US President Barack Obama will address the UN General Assembly for the eighth and last time on Tuesday during which he will review some of the trends that have been shaping the international order for many years, his close aide has said. Obama leaves Washington DC for New York on Sunday morning for his last time attending the annual General Assembly Session as the US President.
“I think with respect to the speech, what he will want to do is step back and review some of the progress that’s been made over the last eight years, but also review some of the trends that have been shaping our international order for many years and that have led up to a really critical moment as the international community responds to a range of different crises,” Deputy National Security Advisor Ben Rhodes told reporters during a conference call.
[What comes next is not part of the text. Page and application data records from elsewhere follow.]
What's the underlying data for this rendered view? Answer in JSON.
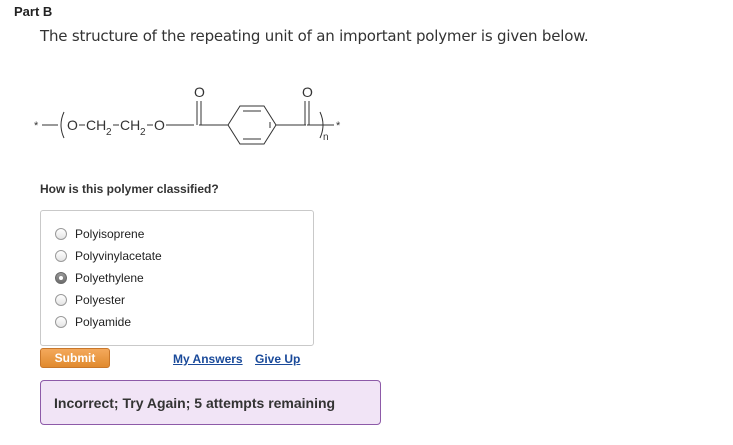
{
  "part": {
    "title": "Part B"
  },
  "intro": {
    "text": "The structure of the repeating unit of an important polymer is given below."
  },
  "structure": {
    "left_star": "*",
    "formula_o1": "O",
    "formula_ch2_1": "CH",
    "formula_sub_1": "2",
    "formula_ch2_2": "CH",
    "formula_sub_2": "2",
    "formula_o2": "O",
    "carbonyl_o_1": "O",
    "carbonyl_o_2": "O",
    "subscript_n": "n",
    "right_star": "*"
  },
  "question": {
    "text": "How is this polymer classified?"
  },
  "options": [
    {
      "label": "Polyisoprene",
      "selected": false
    },
    {
      "label": "Polyvinylacetate",
      "selected": false
    },
    {
      "label": "Polyethylene",
      "selected": true
    },
    {
      "label": "Polyester",
      "selected": false
    },
    {
      "label": "Polyamide",
      "selected": false
    }
  ],
  "actions": {
    "submit_label": "Submit",
    "my_answers_label": "My Answers",
    "give_up_label": "Give Up"
  },
  "feedback": {
    "text": "Incorrect; Try Again; 5 attempts remaining"
  },
  "colors": {
    "submit": "#e8963e",
    "link": "#1a4a9a",
    "feedback_bg": "#f1e4f6",
    "feedback_border": "#8d5aa8"
  }
}
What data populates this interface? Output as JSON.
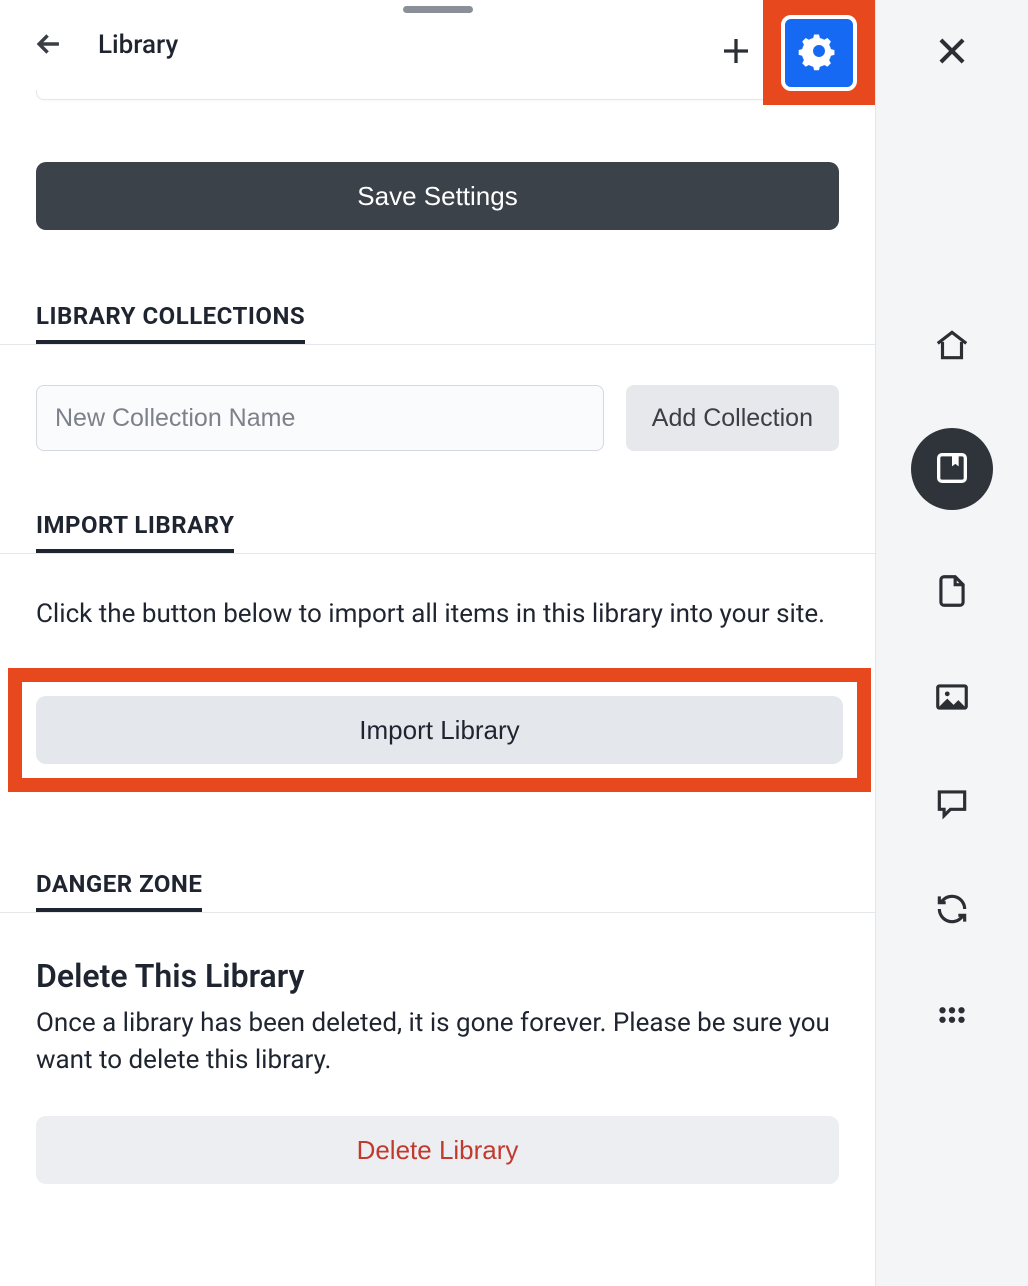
{
  "topbar": {
    "title": "Library"
  },
  "buttons": {
    "save": "Save Settings",
    "add_collection": "Add Collection",
    "import": "Import Library",
    "delete": "Delete Library"
  },
  "sections": {
    "collections_header": "LIBRARY COLLECTIONS",
    "import_header": "IMPORT LIBRARY",
    "danger_header": "DANGER ZONE"
  },
  "collections": {
    "placeholder": "New Collection Name"
  },
  "import": {
    "description": "Click the button below to import all items in this library into your site."
  },
  "danger": {
    "title": "Delete This Library",
    "description": "Once a library has been deleted, it is gone forever. Please be sure you want to delete this library."
  }
}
Giving a preview of his speech, Rhodes said Obama would likely offer his thoughts in this final forum to address the entire world about the types of approaches that they need to take as a national community to deal with a myriad of challenges.
Obama will also talk about “how we can ensure that we’re continuing to promote sustainable and inclusive economic growth; how we are promoting the type of inclusive governance that both respects the rights of individuals around the world, but also facilitate to the many challenges that we face —
governance obviously being a critical component of what is needed to deal with issues in the Middle East and North Africa — and then discuss the type of international cooperation we’re seeking to build,” Rhodes said.
“I think Paris is a good model for that in that it involves nearly every country in the world stepping forward and making commitments to work together to deal with the global challenge. I think the President will discuss how we can apply international cooperation to deal with the many issues that are shaping this period in time,” Rhodes said.